Your assignment ▸ What you return should be the lines of the data containing "JSON", each in full.

Website and app data records:

--- START ---

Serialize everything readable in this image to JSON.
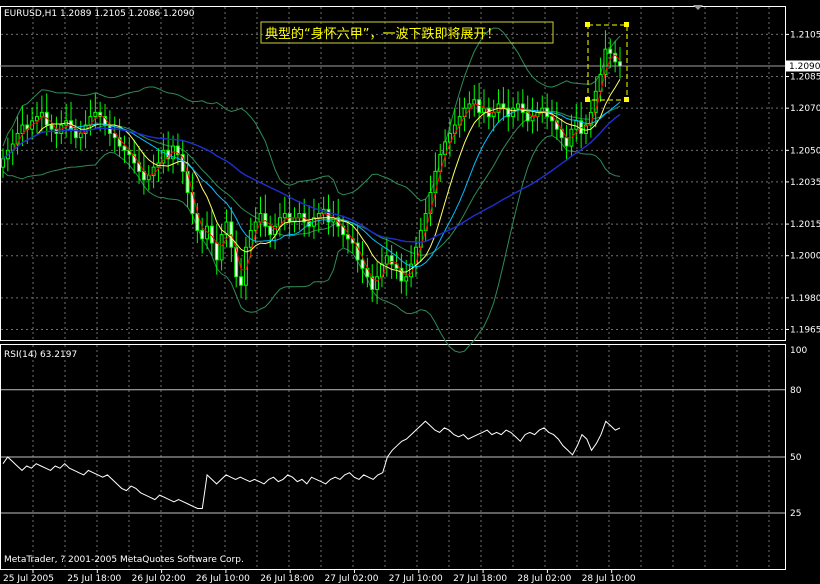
{
  "window": {
    "symbol_info": "EURUSD,H1  1.2089 1.2105 1.2086 1.2090",
    "annotation": "典型的“身怀六甲”，一波下跌即将展开！",
    "copyright": "MetaTrader, ? 2001-2005 MetaQuotes Software Corp."
  },
  "chart_data": [
    {
      "type": "candlestick",
      "symbol": "EURUSD",
      "timeframe": "H1",
      "ohlc_current": {
        "open": 1.2089,
        "high": 1.2105,
        "low": 1.2086,
        "close": 1.209
      },
      "current_price_label": "1.2090",
      "y_tick_labels": [
        "1.2105",
        "1.2085",
        "1.2070",
        "1.2050",
        "1.2035",
        "1.2015",
        "1.2000",
        "1.1980",
        "1.1965"
      ],
      "ylim": [
        1.196,
        1.2118
      ],
      "x_tick_labels": [
        "25 Jul 2005",
        "25 Jul 18:00",
        "26 Jul 02:00",
        "26 Jul 10:00",
        "26 Jul 18:00",
        "27 Jul 02:00",
        "27 Jul 10:00",
        "27 Jul 18:00",
        "28 Jul 02:00",
        "28 Jul 10:00"
      ],
      "grid": true,
      "colors": {
        "bull_body": "#000000",
        "bear_body": "#ffffff",
        "wick": "#00ff00",
        "bollinger": "#2e8b57",
        "ma_fast": "#ff0000",
        "ma_mid": "#ffff66",
        "ma_slow": "#00bfff",
        "ma_long": "#1e2fd0"
      },
      "closes": [
        1.2046,
        1.205,
        1.2053,
        1.2058,
        1.2062,
        1.206,
        1.2064,
        1.2066,
        1.2068,
        1.2062,
        1.206,
        1.2058,
        1.2062,
        1.2064,
        1.206,
        1.2056,
        1.2058,
        1.2062,
        1.2066,
        1.2068,
        1.2066,
        1.2062,
        1.2058,
        1.2056,
        1.2052,
        1.205,
        1.2048,
        1.2044,
        1.204,
        1.2036,
        1.2038,
        1.2042,
        1.2044,
        1.205,
        1.2046,
        1.2052,
        1.2048,
        1.204,
        1.203,
        1.202,
        1.2012,
        1.2008,
        1.2014,
        1.2006,
        1.1998,
        1.201,
        1.2016,
        1.2004,
        1.199,
        1.1986,
        1.2004,
        1.2012,
        1.2016,
        1.202,
        1.2014,
        1.201,
        1.2014,
        1.2018,
        1.202,
        1.2016,
        1.2018,
        1.202,
        1.2016,
        1.2014,
        1.2018,
        1.202,
        1.2022,
        1.2016,
        1.2018,
        1.2014,
        1.201,
        1.2008,
        1.2006,
        1.1998,
        1.1994,
        1.199,
        1.1984,
        1.199,
        1.1996,
        1.2,
        1.1996,
        1.1994,
        1.1988,
        1.199,
        1.1996,
        1.2004,
        1.2012,
        1.202,
        1.203,
        1.204,
        1.2048,
        1.2054,
        1.2058,
        1.2062,
        1.2066,
        1.207,
        1.2072,
        1.2074,
        1.2068,
        1.207,
        1.2066,
        1.2068,
        1.2072,
        1.207,
        1.2066,
        1.207,
        1.2072,
        1.2068,
        1.2064,
        1.2066,
        1.2068,
        1.207,
        1.2066,
        1.2064,
        1.206,
        1.2056,
        1.2052,
        1.206,
        1.2064,
        1.2058,
        1.2062,
        1.2068,
        1.2078,
        1.2086,
        1.2098,
        1.2096,
        1.2092,
        1.209
      ]
    },
    {
      "type": "line",
      "indicator_label": "RSI(14) 63.2197",
      "y_tick_labels": [
        "100",
        "80",
        "50",
        "25"
      ],
      "ylim": [
        0,
        100
      ],
      "levels": [
        80,
        50,
        25
      ],
      "values": [
        47,
        50,
        48,
        46,
        44,
        46,
        45,
        47,
        46,
        45,
        44,
        46,
        45,
        47,
        45,
        44,
        43,
        42,
        44,
        43,
        42,
        41,
        42,
        40,
        38,
        36,
        35,
        37,
        36,
        34,
        33,
        32,
        31,
        33,
        32,
        31,
        30,
        31,
        30,
        29,
        28,
        27,
        27,
        42,
        40,
        38,
        40,
        42,
        41,
        40,
        41,
        40,
        39,
        40,
        39,
        38,
        40,
        41,
        39,
        40,
        42,
        41,
        39,
        40,
        38,
        41,
        40,
        39,
        38,
        40,
        41,
        40,
        42,
        43,
        41,
        40,
        42,
        41,
        40,
        42,
        43,
        50,
        53,
        55,
        57,
        58,
        60,
        62,
        64,
        66,
        64,
        62,
        61,
        63,
        62,
        60,
        59,
        60,
        58,
        59,
        60,
        61,
        62,
        60,
        61,
        60,
        62,
        61,
        59,
        57,
        60,
        61,
        60,
        62,
        63,
        61,
        60,
        58,
        55,
        53,
        51,
        55,
        60,
        58,
        53,
        56,
        60,
        66,
        64,
        62,
        63
      ]
    }
  ]
}
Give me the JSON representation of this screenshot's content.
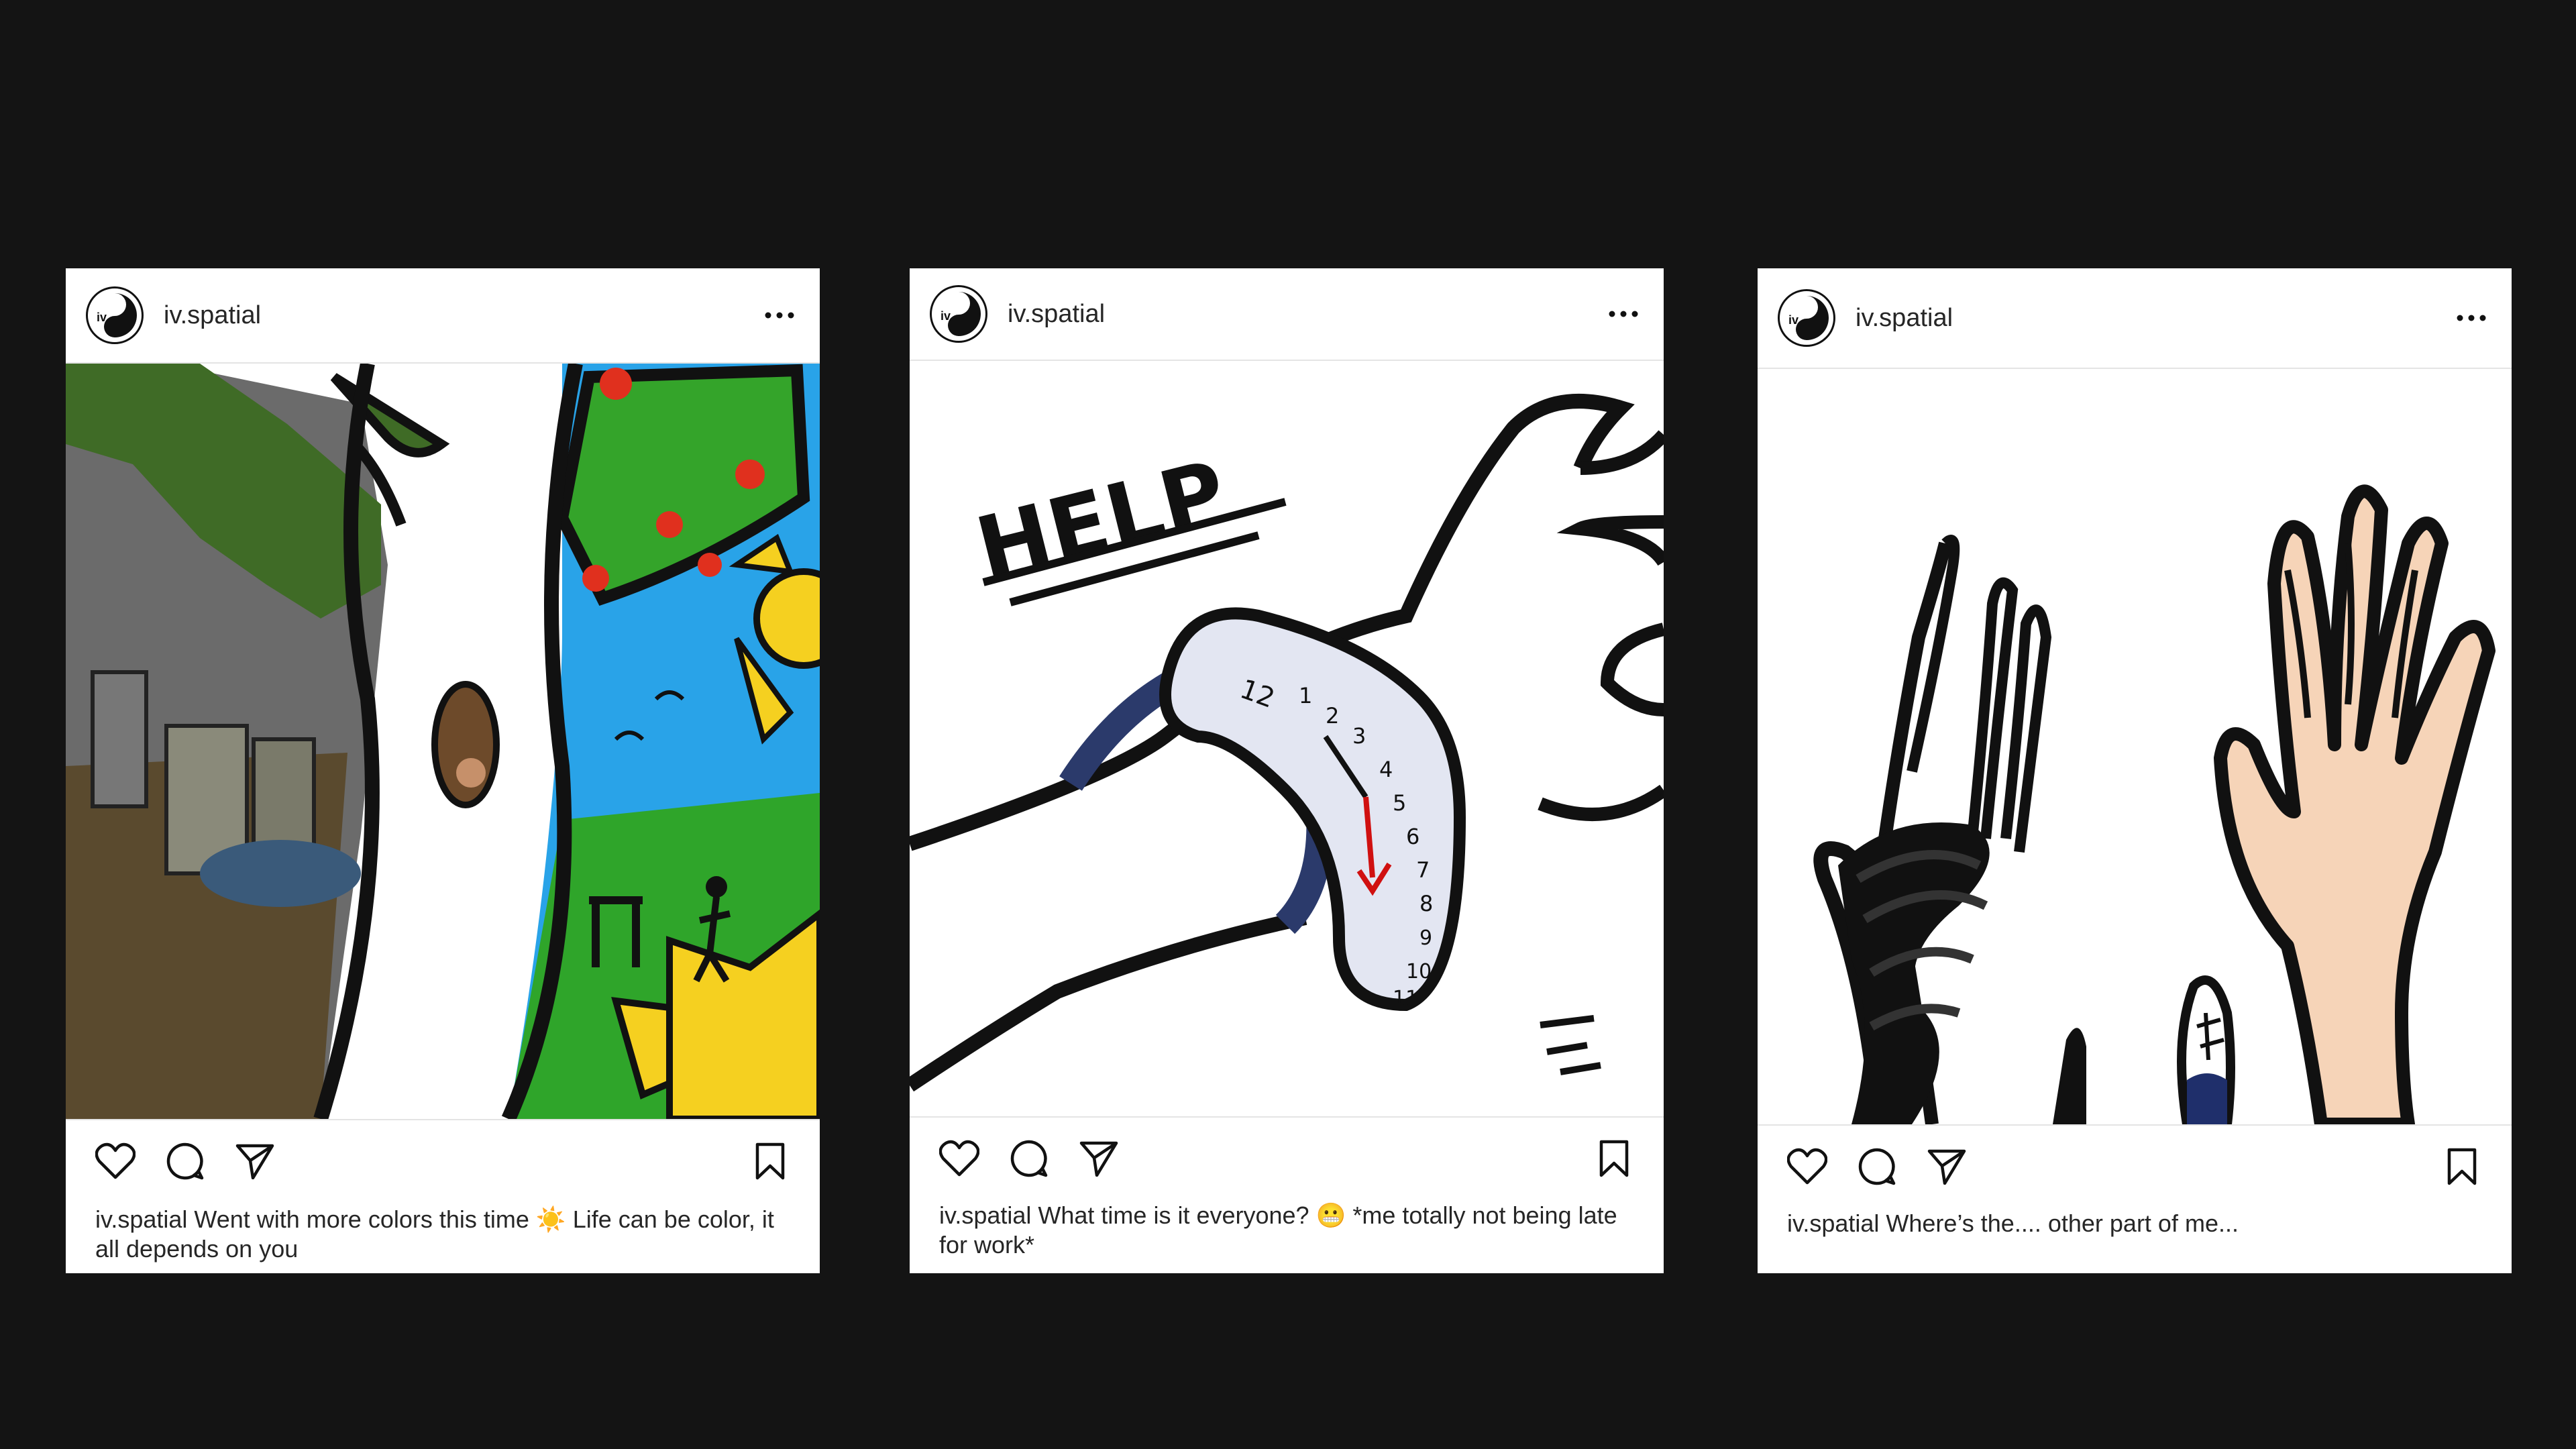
{
  "posts": [
    {
      "username": "iv.spatial",
      "caption_user": "iv.spatial",
      "caption_text": "Went with more colors this time ☀️ Life can be color, it all depends on you",
      "image_subject": "split-tree-painting"
    },
    {
      "username": "iv.spatial",
      "caption_user": "iv.spatial",
      "caption_text": "What time is it everyone? 😬 *me totally not being late for work*",
      "image_subject": "melting-clock-painting",
      "image_text": "HELP"
    },
    {
      "username": "iv.spatial",
      "caption_user": "iv.spatial",
      "caption_text": "Where’s the.... other part of me...",
      "image_subject": "hands-painting"
    }
  ],
  "icons": {
    "avatar": "avatar-logo-icon",
    "more": "more-dots-icon",
    "like": "heart-icon",
    "comment": "comment-icon",
    "share": "send-icon",
    "save": "bookmark-icon"
  },
  "colors": {
    "background": "#141414",
    "card": "#ffffff",
    "text": "#262626",
    "divider": "#e4e4e4"
  }
}
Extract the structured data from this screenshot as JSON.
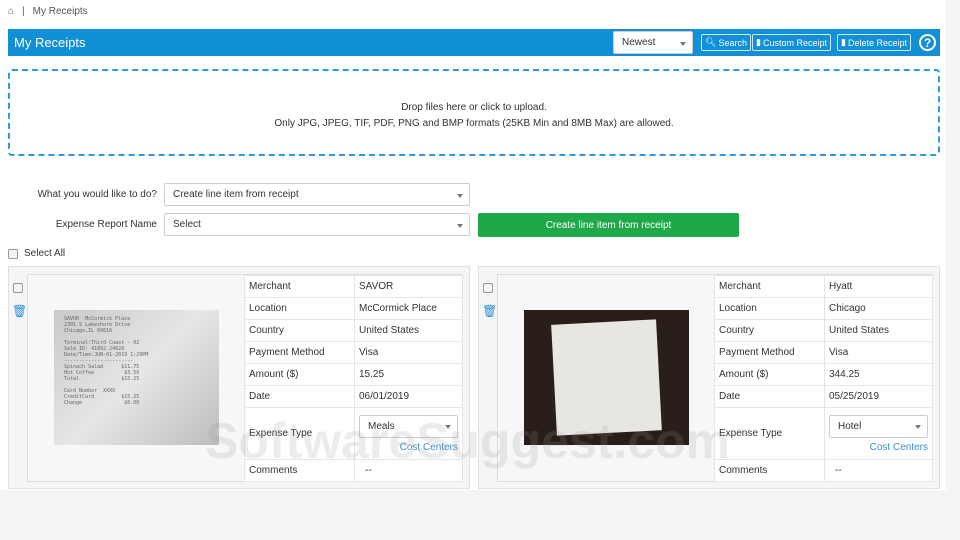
{
  "breadcrumb": {
    "current": "My Receipts"
  },
  "header": {
    "title": "My Receipts",
    "sort": "Newest",
    "search": "Search",
    "custom": "Custom Receipt",
    "delete": "Delete Receipt",
    "help": "?"
  },
  "upload": {
    "line1": "Drop files here or click to upload.",
    "line2": "Only JPG, JPEG, TIF, PDF, PNG and BMP formats (25KB Min and 8MB Max) are allowed."
  },
  "form": {
    "action_label": "What you would like to do?",
    "action_value": "Create line item from receipt",
    "report_label": "Expense Report Name",
    "report_value": "Select",
    "create_button": "Create line item from receipt",
    "select_all": "Select All"
  },
  "labels": {
    "merchant": "Merchant",
    "location": "Location",
    "country": "Country",
    "payment": "Payment Method",
    "amount": "Amount ($)",
    "date": "Date",
    "expense": "Expense Type",
    "comments": "Comments",
    "cost_centers": "Cost Centers"
  },
  "receipts": [
    {
      "merchant": "SAVOR",
      "location": "McCormick Place",
      "country": "United States",
      "payment": "Visa",
      "amount": "15.25",
      "date": "06/01/2019",
      "expense": "Meals",
      "comments": "--"
    },
    {
      "merchant": "Hyatt",
      "location": "Chicago",
      "country": "United States",
      "payment": "Visa",
      "amount": "344.25",
      "date": "05/25/2019",
      "expense": "Hotel",
      "comments": "--"
    }
  ],
  "watermark": "SoftwareSuggest.com"
}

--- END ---

Response to this task ▸
Serialize everything readable in this image to JSON.
Give me the JSON representation of this screenshot's content.
Extract the structured data from this screenshot as JSON.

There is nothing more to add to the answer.